• _What this task involves_: Among the entries below, find the lines that hold the word "Graphic" and report them.

• _Data records_:
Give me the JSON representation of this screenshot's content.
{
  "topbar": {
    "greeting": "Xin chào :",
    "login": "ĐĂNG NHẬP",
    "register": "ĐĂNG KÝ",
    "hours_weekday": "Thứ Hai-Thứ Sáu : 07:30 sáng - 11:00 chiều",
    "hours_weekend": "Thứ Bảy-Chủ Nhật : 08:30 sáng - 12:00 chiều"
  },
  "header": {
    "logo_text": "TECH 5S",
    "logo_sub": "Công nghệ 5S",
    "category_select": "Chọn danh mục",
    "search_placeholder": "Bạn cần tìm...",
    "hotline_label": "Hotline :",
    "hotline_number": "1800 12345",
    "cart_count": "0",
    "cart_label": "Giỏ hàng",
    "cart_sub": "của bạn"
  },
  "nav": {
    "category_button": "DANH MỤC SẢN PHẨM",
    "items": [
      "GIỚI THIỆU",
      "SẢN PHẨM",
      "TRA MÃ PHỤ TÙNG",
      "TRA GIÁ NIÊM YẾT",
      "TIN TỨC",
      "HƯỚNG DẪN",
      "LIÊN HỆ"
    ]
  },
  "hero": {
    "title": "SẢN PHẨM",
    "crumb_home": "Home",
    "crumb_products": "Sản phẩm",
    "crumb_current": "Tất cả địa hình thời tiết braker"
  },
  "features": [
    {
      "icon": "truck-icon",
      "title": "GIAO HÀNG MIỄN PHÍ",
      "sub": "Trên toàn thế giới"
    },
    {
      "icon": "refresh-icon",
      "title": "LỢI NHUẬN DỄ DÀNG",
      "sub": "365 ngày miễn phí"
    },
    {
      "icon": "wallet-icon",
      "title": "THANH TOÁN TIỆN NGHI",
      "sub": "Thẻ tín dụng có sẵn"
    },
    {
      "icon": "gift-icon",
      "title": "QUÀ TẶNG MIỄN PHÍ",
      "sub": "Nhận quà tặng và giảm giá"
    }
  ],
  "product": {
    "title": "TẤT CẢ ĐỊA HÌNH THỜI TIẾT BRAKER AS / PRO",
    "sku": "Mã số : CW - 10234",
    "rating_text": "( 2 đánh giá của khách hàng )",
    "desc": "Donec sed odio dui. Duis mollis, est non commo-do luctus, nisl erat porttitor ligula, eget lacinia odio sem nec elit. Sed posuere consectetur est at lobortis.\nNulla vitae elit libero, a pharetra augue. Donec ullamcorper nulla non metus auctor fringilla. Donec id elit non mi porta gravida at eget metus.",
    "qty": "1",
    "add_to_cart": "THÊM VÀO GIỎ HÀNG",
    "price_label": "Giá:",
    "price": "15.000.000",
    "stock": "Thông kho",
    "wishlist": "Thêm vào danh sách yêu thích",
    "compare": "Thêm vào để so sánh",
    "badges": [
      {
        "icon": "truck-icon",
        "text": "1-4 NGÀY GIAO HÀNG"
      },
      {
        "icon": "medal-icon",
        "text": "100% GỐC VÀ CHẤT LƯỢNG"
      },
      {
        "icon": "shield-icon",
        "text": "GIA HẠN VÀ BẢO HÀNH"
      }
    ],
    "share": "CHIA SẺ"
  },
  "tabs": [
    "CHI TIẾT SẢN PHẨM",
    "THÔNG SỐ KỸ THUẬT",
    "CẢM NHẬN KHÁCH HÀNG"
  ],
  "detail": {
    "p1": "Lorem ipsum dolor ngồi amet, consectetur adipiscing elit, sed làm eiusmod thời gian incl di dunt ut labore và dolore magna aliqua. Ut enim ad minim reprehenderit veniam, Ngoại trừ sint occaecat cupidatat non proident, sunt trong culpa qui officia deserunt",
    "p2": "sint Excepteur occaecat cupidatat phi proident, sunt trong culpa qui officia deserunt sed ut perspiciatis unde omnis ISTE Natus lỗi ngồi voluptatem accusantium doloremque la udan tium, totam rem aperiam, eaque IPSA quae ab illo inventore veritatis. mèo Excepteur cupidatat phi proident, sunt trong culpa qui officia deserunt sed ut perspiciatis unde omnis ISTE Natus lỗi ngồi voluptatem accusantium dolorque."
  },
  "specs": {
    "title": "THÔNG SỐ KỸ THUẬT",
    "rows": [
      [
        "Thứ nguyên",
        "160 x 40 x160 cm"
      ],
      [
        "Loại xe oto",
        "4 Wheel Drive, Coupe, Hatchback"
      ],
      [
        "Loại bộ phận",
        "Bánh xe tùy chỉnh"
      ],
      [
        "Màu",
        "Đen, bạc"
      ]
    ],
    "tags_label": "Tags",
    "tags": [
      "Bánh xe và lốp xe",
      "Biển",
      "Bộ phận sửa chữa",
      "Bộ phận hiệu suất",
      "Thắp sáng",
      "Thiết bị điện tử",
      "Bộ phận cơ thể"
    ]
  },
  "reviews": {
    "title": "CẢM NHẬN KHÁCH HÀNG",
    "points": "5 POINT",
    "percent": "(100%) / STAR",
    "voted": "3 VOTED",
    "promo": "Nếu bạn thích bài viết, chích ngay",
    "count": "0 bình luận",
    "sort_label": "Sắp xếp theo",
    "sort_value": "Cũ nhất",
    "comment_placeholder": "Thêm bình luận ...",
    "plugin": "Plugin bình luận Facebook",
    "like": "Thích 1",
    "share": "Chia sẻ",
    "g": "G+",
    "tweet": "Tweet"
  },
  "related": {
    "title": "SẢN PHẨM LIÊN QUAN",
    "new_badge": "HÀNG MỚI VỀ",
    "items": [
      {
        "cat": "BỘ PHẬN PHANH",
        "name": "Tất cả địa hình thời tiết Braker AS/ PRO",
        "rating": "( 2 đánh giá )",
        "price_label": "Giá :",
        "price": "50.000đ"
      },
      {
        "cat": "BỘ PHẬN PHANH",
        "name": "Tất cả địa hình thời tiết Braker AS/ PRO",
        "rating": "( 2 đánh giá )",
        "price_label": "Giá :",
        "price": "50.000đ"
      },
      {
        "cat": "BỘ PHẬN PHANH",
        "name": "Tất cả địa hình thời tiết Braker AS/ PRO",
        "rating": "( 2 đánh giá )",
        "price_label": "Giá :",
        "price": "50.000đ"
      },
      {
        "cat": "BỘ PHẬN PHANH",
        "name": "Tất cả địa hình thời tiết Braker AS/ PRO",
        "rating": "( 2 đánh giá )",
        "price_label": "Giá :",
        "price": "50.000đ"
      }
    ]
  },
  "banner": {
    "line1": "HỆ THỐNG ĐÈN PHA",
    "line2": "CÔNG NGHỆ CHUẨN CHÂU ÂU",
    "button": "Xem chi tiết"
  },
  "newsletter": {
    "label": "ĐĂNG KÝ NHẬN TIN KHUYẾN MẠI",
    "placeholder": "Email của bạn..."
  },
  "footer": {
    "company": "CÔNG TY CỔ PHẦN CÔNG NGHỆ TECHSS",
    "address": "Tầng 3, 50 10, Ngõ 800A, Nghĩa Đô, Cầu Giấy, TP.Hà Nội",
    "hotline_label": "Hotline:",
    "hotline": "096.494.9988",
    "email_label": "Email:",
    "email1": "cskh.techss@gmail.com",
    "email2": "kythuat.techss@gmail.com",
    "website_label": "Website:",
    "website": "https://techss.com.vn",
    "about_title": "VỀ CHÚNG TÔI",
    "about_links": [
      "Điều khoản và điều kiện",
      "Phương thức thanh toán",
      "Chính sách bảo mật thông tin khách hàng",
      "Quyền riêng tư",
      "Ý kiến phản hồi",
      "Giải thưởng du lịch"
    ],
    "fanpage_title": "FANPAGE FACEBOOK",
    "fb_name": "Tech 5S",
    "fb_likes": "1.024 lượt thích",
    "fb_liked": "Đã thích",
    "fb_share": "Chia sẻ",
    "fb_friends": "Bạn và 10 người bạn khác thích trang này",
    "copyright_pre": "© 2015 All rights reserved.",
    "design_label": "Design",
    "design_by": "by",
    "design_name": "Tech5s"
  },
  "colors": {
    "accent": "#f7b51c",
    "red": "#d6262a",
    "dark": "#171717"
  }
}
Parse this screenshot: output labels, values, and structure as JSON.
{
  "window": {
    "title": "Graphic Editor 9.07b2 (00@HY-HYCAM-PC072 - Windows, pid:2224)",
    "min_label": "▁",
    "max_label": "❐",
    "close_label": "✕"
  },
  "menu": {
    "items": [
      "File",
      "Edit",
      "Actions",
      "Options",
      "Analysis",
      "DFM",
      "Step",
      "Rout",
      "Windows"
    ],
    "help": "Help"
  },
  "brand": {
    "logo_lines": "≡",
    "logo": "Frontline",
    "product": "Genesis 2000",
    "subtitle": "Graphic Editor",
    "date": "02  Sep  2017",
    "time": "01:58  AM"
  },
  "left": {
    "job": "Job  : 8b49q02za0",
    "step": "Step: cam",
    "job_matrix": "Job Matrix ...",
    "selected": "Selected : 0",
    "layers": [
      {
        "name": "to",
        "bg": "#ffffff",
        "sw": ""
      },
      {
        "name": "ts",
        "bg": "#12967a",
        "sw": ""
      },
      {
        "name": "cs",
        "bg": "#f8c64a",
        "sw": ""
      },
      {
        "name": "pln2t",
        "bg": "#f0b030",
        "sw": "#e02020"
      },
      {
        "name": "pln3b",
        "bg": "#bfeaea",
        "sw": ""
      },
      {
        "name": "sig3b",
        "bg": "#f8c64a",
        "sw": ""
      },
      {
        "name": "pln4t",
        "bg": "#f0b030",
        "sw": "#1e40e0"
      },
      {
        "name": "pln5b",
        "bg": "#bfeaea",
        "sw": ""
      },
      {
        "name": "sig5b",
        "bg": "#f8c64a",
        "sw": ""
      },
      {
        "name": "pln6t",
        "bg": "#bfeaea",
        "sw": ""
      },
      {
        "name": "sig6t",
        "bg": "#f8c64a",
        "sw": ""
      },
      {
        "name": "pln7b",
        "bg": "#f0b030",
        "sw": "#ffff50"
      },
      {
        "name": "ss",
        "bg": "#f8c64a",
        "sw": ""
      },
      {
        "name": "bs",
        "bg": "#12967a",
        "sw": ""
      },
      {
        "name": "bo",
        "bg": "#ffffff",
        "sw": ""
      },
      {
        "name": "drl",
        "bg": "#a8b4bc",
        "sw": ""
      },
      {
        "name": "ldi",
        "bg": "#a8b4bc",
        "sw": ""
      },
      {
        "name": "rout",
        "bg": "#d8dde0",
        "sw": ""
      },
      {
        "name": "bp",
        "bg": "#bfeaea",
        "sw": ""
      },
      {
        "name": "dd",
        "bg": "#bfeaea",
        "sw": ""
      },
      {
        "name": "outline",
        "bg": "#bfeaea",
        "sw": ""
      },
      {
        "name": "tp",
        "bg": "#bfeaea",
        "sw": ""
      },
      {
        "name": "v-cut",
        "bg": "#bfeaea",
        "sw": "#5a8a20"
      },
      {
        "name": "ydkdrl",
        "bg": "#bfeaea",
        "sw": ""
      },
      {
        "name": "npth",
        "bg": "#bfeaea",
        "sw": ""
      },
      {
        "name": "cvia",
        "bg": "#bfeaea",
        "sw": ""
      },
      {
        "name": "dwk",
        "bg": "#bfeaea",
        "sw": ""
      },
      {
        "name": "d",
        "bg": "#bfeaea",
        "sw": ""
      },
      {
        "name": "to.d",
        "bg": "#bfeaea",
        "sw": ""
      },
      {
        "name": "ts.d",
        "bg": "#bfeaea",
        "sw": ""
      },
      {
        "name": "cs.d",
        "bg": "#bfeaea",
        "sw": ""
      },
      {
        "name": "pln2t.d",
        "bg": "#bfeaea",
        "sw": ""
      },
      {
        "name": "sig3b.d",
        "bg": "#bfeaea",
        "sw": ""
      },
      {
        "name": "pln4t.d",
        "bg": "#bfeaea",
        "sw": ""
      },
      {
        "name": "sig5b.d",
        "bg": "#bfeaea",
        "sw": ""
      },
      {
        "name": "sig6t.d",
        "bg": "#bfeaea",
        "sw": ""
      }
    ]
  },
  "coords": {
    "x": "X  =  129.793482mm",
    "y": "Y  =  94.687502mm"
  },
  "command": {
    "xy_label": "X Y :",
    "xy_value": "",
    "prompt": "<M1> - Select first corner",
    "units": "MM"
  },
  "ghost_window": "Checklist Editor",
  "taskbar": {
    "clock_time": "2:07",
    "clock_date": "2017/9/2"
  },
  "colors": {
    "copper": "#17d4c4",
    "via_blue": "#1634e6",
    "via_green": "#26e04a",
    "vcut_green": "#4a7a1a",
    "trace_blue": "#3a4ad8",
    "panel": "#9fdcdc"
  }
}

• _Task answer_:
    "title": "Graphic Editor 9.07b2 (00@HY-HYCAM-PC072 - Windows, pid:2224)",
    "subtitle": "Graphic Editor",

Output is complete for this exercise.